EXERCISE: The output should be every line below that includes the word "https".

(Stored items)
┌──
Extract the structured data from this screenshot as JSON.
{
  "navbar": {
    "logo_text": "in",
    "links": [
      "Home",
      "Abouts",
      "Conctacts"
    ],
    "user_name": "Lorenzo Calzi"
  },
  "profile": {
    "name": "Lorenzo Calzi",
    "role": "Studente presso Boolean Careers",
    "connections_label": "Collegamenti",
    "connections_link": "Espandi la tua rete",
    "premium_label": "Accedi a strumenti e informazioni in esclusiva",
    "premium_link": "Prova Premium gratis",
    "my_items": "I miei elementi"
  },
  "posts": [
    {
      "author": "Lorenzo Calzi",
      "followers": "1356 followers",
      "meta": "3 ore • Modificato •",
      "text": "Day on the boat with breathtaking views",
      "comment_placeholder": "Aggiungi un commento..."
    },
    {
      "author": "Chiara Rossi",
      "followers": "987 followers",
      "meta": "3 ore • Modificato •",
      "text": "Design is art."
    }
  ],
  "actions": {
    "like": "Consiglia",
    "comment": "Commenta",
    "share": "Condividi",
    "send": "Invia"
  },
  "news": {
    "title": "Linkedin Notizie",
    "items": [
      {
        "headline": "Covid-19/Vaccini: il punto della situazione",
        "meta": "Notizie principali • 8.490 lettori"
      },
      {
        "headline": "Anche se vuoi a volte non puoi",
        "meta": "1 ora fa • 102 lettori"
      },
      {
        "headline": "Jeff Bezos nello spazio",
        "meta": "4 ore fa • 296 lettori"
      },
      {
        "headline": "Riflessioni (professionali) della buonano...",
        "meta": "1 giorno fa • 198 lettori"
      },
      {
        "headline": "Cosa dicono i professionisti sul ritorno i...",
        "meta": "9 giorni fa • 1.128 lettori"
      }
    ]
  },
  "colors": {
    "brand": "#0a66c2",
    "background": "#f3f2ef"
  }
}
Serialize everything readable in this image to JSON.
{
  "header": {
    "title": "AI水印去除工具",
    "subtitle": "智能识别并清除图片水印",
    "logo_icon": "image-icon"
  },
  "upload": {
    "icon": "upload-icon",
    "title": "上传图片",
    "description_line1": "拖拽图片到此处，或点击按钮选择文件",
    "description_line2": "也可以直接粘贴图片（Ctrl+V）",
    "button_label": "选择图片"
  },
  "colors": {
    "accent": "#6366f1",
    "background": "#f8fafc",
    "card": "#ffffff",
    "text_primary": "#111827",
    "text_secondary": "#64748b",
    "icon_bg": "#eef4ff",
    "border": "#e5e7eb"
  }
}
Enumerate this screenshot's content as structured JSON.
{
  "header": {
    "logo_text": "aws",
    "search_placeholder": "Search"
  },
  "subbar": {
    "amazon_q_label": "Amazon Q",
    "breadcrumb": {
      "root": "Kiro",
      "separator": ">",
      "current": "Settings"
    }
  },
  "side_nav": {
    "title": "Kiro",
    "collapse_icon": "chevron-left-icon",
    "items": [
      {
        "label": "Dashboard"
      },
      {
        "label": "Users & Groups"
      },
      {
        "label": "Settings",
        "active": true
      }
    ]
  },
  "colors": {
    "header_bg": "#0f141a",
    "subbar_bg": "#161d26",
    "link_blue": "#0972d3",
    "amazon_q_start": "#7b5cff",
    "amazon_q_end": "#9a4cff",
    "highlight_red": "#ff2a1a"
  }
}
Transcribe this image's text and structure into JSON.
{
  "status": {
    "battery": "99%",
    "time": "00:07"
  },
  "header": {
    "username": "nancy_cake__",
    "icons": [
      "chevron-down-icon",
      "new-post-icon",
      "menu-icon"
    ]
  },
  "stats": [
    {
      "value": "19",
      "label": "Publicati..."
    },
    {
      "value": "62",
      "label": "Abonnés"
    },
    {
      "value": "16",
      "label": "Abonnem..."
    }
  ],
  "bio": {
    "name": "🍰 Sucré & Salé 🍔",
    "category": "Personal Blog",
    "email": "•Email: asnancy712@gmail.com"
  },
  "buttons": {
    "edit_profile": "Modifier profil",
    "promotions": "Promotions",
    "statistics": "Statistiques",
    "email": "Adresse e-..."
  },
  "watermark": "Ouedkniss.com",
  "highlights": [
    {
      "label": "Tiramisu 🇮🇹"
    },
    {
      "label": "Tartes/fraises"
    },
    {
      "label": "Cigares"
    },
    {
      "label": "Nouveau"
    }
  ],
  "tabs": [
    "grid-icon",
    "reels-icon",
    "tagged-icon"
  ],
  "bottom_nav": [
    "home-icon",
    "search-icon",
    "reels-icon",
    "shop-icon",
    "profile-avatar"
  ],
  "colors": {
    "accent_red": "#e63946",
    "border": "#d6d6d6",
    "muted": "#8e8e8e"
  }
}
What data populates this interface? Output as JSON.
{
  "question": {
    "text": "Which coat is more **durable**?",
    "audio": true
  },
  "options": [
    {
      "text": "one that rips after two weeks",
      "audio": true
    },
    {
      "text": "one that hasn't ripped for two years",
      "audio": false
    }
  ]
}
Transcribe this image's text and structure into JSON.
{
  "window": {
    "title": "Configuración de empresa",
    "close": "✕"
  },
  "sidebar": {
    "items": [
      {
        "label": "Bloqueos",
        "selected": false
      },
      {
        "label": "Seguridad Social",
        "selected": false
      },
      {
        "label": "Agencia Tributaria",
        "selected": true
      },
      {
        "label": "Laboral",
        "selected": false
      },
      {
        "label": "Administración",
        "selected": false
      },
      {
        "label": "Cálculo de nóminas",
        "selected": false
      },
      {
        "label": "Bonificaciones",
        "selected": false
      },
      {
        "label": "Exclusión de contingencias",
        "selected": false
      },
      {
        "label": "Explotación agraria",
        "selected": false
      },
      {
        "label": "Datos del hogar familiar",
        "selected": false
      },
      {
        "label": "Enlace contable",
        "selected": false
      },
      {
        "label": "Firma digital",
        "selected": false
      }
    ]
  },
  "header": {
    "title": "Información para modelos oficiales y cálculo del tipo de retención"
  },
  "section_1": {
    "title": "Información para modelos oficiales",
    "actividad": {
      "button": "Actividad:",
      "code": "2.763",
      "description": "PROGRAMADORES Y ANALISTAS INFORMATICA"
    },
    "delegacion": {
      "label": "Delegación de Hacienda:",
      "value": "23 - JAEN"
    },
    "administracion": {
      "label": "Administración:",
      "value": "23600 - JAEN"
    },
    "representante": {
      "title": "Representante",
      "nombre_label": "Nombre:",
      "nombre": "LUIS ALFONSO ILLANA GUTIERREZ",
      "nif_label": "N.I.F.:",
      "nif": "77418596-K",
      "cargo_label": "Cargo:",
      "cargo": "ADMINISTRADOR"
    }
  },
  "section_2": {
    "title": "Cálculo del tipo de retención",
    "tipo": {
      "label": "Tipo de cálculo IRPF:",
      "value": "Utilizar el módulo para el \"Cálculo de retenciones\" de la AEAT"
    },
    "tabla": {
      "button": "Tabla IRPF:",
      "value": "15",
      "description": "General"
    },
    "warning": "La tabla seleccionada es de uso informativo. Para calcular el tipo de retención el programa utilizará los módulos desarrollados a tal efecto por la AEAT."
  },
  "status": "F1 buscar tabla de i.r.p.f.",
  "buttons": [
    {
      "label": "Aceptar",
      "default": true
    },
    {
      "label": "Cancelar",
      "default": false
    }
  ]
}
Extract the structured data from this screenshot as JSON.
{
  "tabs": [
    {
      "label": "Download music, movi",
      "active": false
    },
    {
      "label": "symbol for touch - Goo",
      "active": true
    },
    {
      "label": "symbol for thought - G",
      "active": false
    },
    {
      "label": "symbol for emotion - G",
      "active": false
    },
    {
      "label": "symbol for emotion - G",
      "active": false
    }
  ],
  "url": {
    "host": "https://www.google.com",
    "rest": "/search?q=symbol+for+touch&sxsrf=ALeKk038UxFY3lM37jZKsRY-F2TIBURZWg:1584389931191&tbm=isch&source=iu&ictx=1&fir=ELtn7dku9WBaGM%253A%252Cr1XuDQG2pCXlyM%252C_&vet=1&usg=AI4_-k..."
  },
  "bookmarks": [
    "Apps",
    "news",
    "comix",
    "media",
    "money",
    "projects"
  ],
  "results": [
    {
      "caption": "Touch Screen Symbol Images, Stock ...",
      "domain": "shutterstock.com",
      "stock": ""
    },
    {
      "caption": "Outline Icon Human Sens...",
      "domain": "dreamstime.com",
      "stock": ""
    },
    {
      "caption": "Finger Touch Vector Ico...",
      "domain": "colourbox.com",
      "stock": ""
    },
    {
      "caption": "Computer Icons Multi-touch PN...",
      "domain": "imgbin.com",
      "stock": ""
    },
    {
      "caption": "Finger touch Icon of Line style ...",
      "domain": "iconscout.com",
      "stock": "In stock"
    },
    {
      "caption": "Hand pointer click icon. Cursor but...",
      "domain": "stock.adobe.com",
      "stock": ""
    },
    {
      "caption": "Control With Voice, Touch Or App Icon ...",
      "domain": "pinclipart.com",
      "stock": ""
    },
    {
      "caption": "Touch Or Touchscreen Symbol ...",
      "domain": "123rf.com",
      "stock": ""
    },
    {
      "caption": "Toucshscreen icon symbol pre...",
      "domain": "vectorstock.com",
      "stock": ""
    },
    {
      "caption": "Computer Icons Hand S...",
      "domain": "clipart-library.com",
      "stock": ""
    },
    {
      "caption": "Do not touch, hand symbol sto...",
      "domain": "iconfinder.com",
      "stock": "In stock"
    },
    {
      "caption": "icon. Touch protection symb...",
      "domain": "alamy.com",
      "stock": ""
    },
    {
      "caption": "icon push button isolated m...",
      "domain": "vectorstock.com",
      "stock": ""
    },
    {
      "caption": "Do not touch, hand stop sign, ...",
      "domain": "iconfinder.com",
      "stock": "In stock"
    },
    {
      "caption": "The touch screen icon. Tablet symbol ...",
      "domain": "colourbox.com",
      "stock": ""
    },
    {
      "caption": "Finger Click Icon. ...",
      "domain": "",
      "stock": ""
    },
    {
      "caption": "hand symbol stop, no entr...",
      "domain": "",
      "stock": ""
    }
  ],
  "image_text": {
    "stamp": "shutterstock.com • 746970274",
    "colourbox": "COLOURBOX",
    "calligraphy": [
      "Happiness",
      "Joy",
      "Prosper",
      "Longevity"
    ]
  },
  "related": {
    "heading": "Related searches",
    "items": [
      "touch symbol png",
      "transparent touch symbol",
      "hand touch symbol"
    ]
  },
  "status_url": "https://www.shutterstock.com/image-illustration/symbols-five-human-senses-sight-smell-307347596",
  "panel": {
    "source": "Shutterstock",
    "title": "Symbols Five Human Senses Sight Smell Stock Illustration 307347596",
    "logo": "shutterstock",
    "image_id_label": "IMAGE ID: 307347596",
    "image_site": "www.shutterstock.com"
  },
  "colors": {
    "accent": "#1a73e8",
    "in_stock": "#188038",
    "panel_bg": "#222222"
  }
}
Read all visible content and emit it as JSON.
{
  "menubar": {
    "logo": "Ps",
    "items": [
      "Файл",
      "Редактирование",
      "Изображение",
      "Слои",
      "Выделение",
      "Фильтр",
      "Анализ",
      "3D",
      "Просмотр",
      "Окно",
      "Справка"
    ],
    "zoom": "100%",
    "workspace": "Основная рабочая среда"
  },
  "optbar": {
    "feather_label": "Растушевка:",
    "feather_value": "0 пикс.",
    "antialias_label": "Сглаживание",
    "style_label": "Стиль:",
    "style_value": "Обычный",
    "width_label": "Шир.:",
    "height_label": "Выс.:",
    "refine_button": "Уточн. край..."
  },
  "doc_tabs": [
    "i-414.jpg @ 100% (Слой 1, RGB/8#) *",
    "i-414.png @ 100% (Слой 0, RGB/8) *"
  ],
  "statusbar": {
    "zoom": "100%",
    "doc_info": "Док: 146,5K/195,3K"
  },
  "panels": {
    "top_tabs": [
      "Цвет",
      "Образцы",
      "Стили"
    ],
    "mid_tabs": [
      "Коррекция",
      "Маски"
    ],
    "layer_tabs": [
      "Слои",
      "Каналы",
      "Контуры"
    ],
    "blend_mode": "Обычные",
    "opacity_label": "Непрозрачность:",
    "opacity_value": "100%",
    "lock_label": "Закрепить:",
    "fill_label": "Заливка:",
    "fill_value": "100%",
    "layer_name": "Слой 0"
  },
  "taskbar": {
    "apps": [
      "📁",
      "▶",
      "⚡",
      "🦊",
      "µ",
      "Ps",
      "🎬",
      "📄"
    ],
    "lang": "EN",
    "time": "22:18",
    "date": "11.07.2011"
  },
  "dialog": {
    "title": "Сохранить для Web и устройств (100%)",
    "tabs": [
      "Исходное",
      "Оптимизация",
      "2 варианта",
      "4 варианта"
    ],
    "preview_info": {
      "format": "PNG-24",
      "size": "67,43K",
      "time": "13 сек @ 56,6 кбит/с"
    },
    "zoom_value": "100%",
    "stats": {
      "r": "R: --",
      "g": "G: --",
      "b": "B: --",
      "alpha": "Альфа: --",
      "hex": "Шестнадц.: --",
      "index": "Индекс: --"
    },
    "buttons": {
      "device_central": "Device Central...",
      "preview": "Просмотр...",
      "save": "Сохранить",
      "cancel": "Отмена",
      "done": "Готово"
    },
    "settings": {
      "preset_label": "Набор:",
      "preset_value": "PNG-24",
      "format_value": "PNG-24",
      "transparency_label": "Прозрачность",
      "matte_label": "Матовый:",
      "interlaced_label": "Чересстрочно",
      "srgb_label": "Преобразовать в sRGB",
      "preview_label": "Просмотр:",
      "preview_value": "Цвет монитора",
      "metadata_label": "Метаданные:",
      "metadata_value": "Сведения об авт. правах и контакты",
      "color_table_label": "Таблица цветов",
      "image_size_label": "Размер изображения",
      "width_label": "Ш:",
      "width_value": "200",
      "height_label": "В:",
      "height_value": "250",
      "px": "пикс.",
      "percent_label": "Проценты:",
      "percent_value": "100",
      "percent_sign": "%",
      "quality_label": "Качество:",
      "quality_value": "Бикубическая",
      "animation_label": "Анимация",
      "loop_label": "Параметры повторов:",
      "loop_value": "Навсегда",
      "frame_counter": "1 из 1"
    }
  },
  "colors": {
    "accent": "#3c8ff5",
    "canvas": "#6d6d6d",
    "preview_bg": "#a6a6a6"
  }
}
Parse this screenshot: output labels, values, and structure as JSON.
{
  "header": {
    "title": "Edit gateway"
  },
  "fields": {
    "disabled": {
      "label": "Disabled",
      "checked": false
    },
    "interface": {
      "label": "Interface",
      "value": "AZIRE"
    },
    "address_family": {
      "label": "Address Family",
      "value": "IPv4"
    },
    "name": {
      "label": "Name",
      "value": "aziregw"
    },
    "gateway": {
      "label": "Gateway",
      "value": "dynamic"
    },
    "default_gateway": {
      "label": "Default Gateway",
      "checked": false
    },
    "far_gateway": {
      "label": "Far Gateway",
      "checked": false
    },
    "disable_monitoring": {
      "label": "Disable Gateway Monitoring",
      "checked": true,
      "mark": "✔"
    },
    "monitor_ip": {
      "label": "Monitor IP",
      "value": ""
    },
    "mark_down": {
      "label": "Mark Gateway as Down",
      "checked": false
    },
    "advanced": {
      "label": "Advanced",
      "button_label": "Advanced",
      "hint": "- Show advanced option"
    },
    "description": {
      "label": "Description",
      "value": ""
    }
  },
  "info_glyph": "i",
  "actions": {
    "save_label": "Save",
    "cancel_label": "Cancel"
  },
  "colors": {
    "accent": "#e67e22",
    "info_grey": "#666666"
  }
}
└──
EXERCISE ANSWER:
    "host": "https://www.google.com",
  "status_url": "https://www.shutterstock.com/image-illustration/symbols-five-human-senses-sight-smell-307347596",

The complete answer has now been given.